> [What is expected]: Copy out, from the entries below, each line holding the string "jazzlog".

> [Records provided]:
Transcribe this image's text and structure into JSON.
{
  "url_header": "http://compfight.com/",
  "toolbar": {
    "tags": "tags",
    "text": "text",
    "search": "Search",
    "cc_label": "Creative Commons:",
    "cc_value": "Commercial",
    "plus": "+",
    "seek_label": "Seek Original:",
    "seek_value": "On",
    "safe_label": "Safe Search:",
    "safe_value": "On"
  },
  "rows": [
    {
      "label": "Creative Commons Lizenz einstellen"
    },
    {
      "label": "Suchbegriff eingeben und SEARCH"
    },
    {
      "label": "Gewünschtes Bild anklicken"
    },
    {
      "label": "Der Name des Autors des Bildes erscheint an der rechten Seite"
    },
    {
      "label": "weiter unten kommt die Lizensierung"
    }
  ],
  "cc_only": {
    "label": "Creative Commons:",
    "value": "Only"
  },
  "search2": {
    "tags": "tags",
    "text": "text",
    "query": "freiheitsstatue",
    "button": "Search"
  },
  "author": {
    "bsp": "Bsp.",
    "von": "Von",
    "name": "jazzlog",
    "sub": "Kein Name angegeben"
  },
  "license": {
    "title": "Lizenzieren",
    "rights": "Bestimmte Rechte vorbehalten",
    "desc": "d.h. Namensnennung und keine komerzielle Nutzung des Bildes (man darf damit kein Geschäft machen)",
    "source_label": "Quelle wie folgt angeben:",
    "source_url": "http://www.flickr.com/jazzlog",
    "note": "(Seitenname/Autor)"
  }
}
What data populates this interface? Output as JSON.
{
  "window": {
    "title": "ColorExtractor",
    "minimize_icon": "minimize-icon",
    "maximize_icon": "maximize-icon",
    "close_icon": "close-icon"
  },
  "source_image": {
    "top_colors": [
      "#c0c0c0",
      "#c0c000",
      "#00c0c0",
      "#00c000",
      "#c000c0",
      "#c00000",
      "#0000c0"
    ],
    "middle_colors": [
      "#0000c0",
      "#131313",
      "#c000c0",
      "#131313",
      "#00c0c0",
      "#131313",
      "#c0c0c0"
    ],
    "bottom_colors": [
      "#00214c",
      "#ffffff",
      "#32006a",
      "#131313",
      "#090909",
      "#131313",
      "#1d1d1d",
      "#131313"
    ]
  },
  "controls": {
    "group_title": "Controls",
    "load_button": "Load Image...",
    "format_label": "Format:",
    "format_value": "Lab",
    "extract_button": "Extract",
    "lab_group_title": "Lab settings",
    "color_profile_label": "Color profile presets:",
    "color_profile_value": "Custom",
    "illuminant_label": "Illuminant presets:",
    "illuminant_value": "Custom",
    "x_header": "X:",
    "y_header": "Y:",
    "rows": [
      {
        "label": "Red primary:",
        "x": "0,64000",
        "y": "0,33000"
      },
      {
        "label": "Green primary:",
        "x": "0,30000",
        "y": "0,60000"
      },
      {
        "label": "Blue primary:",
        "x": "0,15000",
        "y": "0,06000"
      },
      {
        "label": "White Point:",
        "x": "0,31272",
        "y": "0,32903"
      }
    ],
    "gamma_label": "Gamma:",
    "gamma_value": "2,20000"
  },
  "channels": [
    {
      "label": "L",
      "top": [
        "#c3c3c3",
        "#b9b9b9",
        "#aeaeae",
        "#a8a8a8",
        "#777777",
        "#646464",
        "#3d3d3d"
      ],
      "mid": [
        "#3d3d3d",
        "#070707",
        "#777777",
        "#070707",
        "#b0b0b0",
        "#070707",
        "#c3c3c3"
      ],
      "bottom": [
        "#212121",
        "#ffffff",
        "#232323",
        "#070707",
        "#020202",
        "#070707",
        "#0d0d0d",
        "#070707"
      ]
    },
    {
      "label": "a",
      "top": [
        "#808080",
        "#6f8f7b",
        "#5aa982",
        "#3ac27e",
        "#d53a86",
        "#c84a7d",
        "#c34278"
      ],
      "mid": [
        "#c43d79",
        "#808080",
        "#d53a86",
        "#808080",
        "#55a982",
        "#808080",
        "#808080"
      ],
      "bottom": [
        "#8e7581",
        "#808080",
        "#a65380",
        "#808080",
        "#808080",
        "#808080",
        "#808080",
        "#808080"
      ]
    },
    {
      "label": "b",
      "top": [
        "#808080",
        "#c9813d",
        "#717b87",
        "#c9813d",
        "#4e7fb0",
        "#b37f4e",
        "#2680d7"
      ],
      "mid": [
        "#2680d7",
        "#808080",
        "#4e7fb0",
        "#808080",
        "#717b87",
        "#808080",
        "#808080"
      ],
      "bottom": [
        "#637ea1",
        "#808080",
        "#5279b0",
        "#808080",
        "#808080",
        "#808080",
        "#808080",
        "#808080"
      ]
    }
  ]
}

> [Result of this exercise]:
    "name": "jazzlog",
    "source_url": "http://www.flickr.com/jazzlog",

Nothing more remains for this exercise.